_Task prompt_
Nothing but the records themselves, exactly as written, should appear in the reply; leave out the pictures.

_Data shown_
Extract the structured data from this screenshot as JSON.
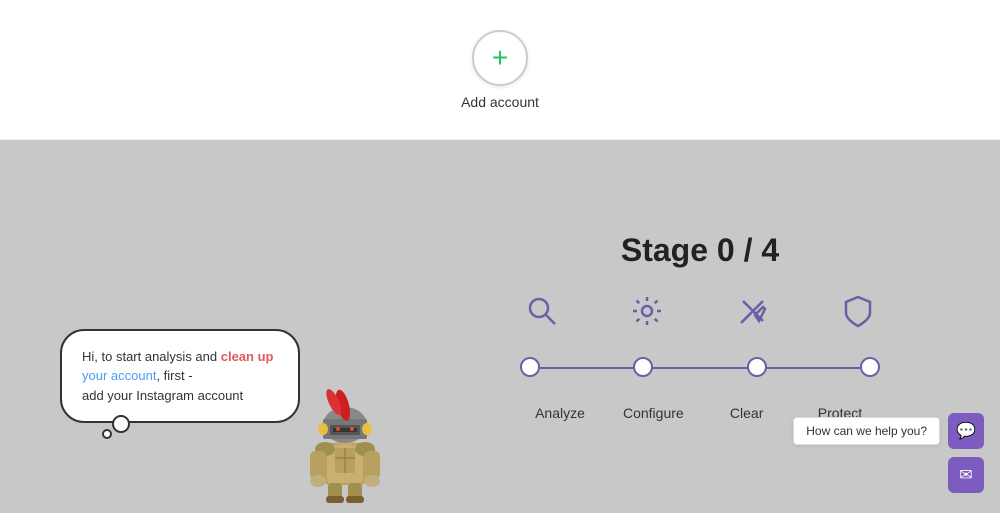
{
  "top": {
    "add_account_label": "Add account",
    "plus_symbol": "+"
  },
  "stage": {
    "title": "Stage 0 / 4",
    "steps": [
      {
        "id": "analyze",
        "label": "Analyze"
      },
      {
        "id": "configure",
        "label": "Configure"
      },
      {
        "id": "clear",
        "label": "Clear"
      },
      {
        "id": "protect",
        "label": "Protect"
      }
    ]
  },
  "speech": {
    "line1": "Hi, to start analysis and ",
    "highlight_clean": "clean up",
    "line2": " ",
    "highlight_your": "your account",
    "line3": ", first -\nadd your Instagram account"
  },
  "help": {
    "chat_label": "How can we help you?",
    "chat_icon": "💬",
    "email_icon": "✉"
  }
}
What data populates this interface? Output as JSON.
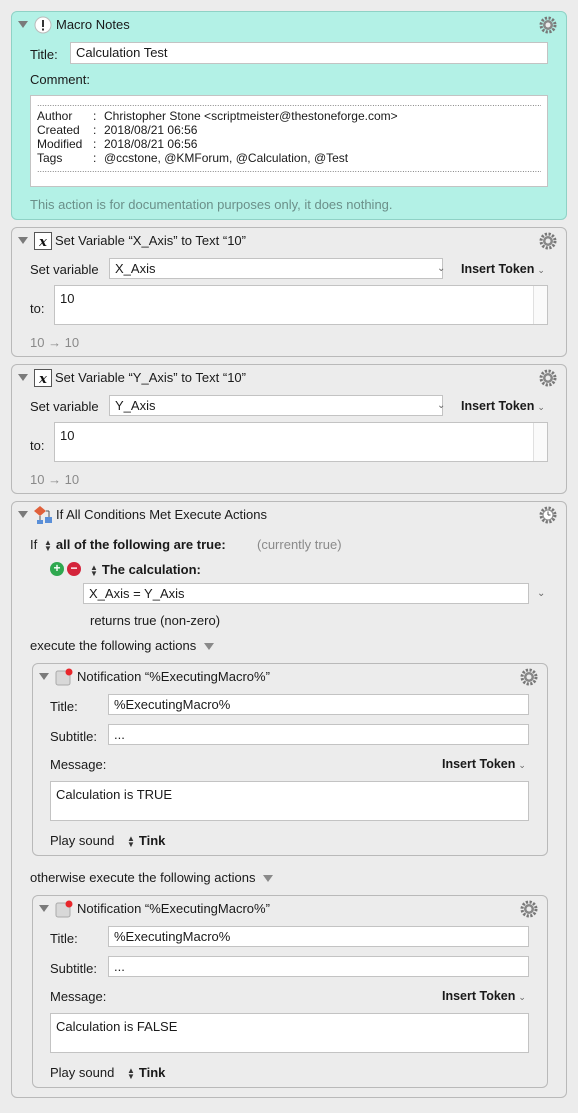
{
  "macro_notes": {
    "title": "Macro Notes",
    "title_label": "Title:",
    "title_value": "Calculation Test",
    "comment_label": "Comment:",
    "dots": "....................................................................................................................................................................................................................",
    "rows": [
      {
        "key": "Author",
        "value": "Christopher Stone <scriptmeister@thestoneforge.com>"
      },
      {
        "key": "Created",
        "value": "2018/08/21 06:56"
      },
      {
        "key": "Modified",
        "value": "2018/08/21 06:56"
      },
      {
        "key": "Tags",
        "value": "@ccstone, @KMForum, @Calculation, @Test"
      }
    ],
    "footer": "This action is for documentation purposes only, it does nothing."
  },
  "set_var_x": {
    "title": "Set Variable “X_Axis” to Text “10”",
    "var_label": "Set variable",
    "var_value": "X_Axis",
    "insert_token": "Insert Token",
    "to_label": "to:",
    "to_value": "10",
    "preview": "10 → 10"
  },
  "set_var_y": {
    "title": "Set Variable “Y_Axis” to Text “10”",
    "var_label": "Set variable",
    "var_value": "Y_Axis",
    "insert_token": "Insert Token",
    "to_label": "to:",
    "to_value": "10",
    "preview": "10 → 10"
  },
  "if_block": {
    "title": "If All Conditions Met Execute Actions",
    "if_label": "If",
    "condition_mode": "all of the following are true:",
    "status": "(currently true)",
    "calc_label": "The calculation:",
    "calc_value": "X_Axis = Y_Axis",
    "returns": "returns true (non-zero)",
    "then_label": "execute the following actions",
    "else_label": "otherwise execute the following actions"
  },
  "notif_true": {
    "title": "Notification “%ExecutingMacro%”",
    "title_label": "Title:",
    "title_value": "%ExecutingMacro%",
    "subtitle_label": "Subtitle:",
    "subtitle_value": "...",
    "message_label": "Message:",
    "insert_token": "Insert Token",
    "message_value": "Calculation is TRUE",
    "sound_label": "Play sound",
    "sound_value": "Tink"
  },
  "notif_false": {
    "title": "Notification “%ExecutingMacro%”",
    "title_label": "Title:",
    "title_value": "%ExecutingMacro%",
    "subtitle_label": "Subtitle:",
    "subtitle_value": "...",
    "message_label": "Message:",
    "insert_token": "Insert Token",
    "message_value": "Calculation is FALSE",
    "sound_label": "Play sound",
    "sound_value": "Tink"
  },
  "colors": {
    "notes_bg": "#b3f1e6",
    "plus": "#2fa84f",
    "minus": "#d4243b"
  }
}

_Task response_
Extract the structured data from this screenshot as JSON.
{
  "top": {
    "add_account_label": "Add account",
    "plus_symbol": "+"
  },
  "stage": {
    "title": "Stage 0 / 4",
    "steps": [
      {
        "id": "analyze",
        "label": "Analyze"
      },
      {
        "id": "configure",
        "label": "Configure"
      },
      {
        "id": "clear",
        "label": "Clear"
      },
      {
        "id": "protect",
        "label": "Protect"
      }
    ]
  },
  "speech": {
    "line1": "Hi, to start analysis and ",
    "highlight_clean": "clean up",
    "line2": " ",
    "highlight_your": "your account",
    "line3": ", first -\nadd your Instagram account"
  },
  "help": {
    "chat_label": "How can we help you?",
    "chat_icon": "💬",
    "email_icon": "✉"
  }
}
What data populates this interface? Output as JSON.
{
  "macro_notes": {
    "title": "Macro Notes",
    "title_label": "Title:",
    "title_value": "Calculation Test",
    "comment_label": "Comment:",
    "dots": "....................................................................................................................................................................................................................",
    "rows": [
      {
        "key": "Author",
        "value": "Christopher Stone <scriptmeister@thestoneforge.com>"
      },
      {
        "key": "Created",
        "value": "2018/08/21 06:56"
      },
      {
        "key": "Modified",
        "value": "2018/08/21 06:56"
      },
      {
        "key": "Tags",
        "value": "@ccstone, @KMForum, @Calculation, @Test"
      }
    ],
    "footer": "This action is for documentation purposes only, it does nothing."
  },
  "set_var_x": {
    "title": "Set Variable “X_Axis” to Text “10”",
    "var_label": "Set variable",
    "var_value": "X_Axis",
    "insert_token": "Insert Token",
    "to_label": "to:",
    "to_value": "10",
    "preview": "10 → 10"
  },
  "set_var_y": {
    "title": "Set Variable “Y_Axis” to Text “10”",
    "var_label": "Set variable",
    "var_value": "Y_Axis",
    "insert_token": "Insert Token",
    "to_label": "to:",
    "to_value": "10",
    "preview": "10 → 10"
  },
  "if_block": {
    "title": "If All Conditions Met Execute Actions",
    "if_label": "If",
    "condition_mode": "all of the following are true:",
    "status": "(currently true)",
    "calc_label": "The calculation:",
    "calc_value": "X_Axis = Y_Axis",
    "returns": "returns true (non-zero)",
    "then_label": "execute the following actions",
    "else_label": "otherwise execute the following actions"
  },
  "notif_true": {
    "title": "Notification “%ExecutingMacro%”",
    "title_label": "Title:",
    "title_value": "%ExecutingMacro%",
    "subtitle_label": "Subtitle:",
    "subtitle_value": "...",
    "message_label": "Message:",
    "insert_token": "Insert Token",
    "message_value": "Calculation is TRUE",
    "sound_label": "Play sound",
    "sound_value": "Tink"
  },
  "notif_false": {
    "title": "Notification “%ExecutingMacro%”",
    "title_label": "Title:",
    "title_value": "%ExecutingMacro%",
    "subtitle_label": "Subtitle:",
    "subtitle_value": "...",
    "message_label": "Message:",
    "insert_token": "Insert Token",
    "message_value": "Calculation is FALSE",
    "sound_label": "Play sound",
    "sound_value": "Tink"
  },
  "colors": {
    "notes_bg": "#b3f1e6",
    "plus": "#2fa84f",
    "minus": "#d4243b"
  }
}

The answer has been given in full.